“Alright.” He stated firmly. “We’ll do it. We’ll win that race.” Applejack leapt up and hugged Big Mac and squealed with joy. Big Mac smiled, but pushed her back gently and said, “But we train, ya’ hear? And we train hard if we’re gonna win this.” He didn’t need to tell Applejack twice. Together, the two would stop at nothing to win.
“You won’t regret this!” exclaimed Applejack, unable to contain her excitement.
“Then let’s get some sleep, eh champ?” To her surprise, Applejack yawned at the offer.
“Boy howdy!” she whistled. “Guess I didn’t know how tired I really was!” They both laughed and started to their rooms. Applejack entered her room and started to shut the door behind her. Big Mac held it and wished her good night.
“Night’, Big Mac!”
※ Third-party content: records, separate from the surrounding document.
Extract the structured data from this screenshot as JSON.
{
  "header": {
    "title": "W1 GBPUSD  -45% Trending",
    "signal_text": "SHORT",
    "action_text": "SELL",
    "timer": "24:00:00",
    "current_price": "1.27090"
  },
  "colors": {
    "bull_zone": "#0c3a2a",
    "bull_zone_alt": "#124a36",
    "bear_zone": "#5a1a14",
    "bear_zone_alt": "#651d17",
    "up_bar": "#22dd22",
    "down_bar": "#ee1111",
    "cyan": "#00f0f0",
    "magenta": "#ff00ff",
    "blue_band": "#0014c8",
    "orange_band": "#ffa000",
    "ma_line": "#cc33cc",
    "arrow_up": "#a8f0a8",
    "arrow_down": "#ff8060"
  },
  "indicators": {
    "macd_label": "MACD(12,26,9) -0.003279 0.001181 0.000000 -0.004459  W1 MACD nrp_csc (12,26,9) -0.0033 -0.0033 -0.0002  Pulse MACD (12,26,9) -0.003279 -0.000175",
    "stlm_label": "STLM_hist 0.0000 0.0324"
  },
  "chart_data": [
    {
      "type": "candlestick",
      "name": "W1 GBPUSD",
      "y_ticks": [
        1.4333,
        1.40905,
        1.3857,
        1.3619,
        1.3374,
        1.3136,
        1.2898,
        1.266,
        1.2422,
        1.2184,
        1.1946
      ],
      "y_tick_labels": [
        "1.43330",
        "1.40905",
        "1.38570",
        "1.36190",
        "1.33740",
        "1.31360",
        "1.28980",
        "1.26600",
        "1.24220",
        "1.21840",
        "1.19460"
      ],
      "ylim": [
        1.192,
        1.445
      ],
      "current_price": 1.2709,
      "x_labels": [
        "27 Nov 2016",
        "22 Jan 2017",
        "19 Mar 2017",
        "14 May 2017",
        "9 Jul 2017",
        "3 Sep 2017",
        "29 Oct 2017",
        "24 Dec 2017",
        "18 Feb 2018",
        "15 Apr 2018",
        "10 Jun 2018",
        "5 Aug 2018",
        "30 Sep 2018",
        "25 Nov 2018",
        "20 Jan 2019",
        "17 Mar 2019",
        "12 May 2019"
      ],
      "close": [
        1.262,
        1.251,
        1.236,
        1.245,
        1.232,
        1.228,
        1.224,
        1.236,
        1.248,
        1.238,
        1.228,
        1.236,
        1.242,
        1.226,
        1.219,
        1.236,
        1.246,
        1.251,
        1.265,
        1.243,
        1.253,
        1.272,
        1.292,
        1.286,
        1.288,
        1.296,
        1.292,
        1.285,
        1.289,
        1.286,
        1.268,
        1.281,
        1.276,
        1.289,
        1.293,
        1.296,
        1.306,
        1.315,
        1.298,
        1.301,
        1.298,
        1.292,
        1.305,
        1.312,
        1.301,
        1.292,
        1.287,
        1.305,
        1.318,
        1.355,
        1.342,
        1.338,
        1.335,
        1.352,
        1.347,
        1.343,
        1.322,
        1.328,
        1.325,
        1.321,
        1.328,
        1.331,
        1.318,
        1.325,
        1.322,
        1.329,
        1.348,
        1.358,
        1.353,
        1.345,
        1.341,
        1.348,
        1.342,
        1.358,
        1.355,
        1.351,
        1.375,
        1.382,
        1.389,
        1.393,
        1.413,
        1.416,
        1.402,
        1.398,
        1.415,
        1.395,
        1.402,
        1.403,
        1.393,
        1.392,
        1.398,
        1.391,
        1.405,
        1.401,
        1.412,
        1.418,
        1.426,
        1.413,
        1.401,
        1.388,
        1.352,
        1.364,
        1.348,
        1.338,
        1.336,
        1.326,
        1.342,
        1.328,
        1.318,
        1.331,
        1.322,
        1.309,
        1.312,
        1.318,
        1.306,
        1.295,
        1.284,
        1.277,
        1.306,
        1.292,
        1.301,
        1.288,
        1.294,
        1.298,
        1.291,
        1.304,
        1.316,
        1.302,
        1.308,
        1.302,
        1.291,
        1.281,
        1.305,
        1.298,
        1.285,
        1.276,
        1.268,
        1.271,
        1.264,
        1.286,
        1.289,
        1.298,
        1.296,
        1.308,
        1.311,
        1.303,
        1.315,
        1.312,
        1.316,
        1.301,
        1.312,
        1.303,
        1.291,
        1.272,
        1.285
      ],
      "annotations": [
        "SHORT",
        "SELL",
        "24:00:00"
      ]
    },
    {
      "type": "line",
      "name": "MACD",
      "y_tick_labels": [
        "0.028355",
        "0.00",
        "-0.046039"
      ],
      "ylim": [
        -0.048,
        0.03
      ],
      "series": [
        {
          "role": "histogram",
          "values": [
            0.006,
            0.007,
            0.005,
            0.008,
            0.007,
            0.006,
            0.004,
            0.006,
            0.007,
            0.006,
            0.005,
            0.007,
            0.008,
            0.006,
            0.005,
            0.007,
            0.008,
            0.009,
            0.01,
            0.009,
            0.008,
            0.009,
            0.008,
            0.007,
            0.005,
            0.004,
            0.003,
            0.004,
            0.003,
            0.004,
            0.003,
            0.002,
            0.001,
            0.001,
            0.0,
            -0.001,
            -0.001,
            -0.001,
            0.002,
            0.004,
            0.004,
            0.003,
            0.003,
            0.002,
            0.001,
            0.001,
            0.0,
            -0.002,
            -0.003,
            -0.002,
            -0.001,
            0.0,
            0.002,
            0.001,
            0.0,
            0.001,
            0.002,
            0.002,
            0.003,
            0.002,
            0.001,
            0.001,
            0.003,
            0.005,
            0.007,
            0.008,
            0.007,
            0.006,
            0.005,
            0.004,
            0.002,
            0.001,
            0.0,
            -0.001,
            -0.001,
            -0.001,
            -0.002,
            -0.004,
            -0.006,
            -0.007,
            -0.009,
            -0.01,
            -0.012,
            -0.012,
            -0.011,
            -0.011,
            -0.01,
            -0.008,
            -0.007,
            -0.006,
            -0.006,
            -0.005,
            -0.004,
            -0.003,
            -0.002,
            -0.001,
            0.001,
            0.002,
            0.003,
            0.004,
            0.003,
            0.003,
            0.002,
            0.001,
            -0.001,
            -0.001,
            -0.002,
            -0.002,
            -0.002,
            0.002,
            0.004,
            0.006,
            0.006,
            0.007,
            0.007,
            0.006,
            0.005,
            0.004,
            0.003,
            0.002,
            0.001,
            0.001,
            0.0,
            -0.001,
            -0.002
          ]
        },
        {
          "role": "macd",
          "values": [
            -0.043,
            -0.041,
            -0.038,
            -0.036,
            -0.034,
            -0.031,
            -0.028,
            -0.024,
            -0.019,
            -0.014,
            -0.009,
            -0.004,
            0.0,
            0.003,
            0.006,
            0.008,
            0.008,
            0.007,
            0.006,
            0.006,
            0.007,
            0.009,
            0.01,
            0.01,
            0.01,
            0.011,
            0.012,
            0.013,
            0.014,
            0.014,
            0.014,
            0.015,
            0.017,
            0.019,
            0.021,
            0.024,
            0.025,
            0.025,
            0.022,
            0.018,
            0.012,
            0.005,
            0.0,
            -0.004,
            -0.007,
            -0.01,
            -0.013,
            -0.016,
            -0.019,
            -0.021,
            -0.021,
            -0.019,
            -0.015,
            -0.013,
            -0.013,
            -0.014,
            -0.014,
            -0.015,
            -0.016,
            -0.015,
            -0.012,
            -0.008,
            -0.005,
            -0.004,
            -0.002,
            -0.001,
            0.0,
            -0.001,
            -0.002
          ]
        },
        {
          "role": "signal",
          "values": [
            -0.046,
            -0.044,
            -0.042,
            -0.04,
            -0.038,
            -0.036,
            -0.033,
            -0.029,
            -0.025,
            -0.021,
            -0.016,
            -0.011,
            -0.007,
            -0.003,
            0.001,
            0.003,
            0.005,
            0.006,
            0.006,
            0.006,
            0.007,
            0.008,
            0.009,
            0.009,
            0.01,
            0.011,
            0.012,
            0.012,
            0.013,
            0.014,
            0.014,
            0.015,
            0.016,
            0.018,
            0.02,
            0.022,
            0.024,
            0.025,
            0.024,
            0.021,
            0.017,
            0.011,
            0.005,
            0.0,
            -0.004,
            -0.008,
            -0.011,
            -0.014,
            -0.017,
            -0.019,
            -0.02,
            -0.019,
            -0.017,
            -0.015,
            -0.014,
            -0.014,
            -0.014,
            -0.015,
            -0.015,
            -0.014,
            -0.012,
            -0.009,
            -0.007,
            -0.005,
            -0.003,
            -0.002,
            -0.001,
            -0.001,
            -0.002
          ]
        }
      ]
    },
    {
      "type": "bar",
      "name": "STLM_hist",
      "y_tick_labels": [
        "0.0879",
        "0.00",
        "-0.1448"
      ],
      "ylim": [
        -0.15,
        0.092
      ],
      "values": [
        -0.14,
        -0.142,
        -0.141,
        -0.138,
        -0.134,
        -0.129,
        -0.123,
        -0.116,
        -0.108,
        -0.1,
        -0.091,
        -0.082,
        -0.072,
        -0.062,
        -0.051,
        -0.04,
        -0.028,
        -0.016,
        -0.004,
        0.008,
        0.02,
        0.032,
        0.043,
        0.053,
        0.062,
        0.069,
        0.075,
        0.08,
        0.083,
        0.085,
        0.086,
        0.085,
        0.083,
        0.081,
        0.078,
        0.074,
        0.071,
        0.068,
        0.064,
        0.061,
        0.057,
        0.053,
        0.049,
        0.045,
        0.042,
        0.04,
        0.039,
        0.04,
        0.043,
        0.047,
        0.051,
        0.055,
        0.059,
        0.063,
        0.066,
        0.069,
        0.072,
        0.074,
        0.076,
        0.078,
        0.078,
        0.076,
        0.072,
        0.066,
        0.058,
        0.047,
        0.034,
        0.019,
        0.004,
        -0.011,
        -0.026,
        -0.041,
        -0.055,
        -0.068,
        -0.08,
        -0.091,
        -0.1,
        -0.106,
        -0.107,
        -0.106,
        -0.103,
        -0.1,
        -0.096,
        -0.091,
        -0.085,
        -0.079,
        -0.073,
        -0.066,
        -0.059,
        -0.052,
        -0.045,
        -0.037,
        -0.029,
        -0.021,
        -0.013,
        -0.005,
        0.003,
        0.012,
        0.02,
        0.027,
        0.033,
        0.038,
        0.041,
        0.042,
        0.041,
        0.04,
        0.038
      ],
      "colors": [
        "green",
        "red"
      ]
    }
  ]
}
“May the best pony win!” he said with a wink. The smile on Applejack’s face immediately disappeared and was replaced by a look of fright and terror. Big Mac didn’t notice and slammed the door with a bit more force than he meant to. Applejack limped over to her bed and sank under the covers as her stomach decided to put on an acrobatic show with twists and turns into anxious knots that was sure to keep AJ up all night.
The rain outside pitter-pattered against the window.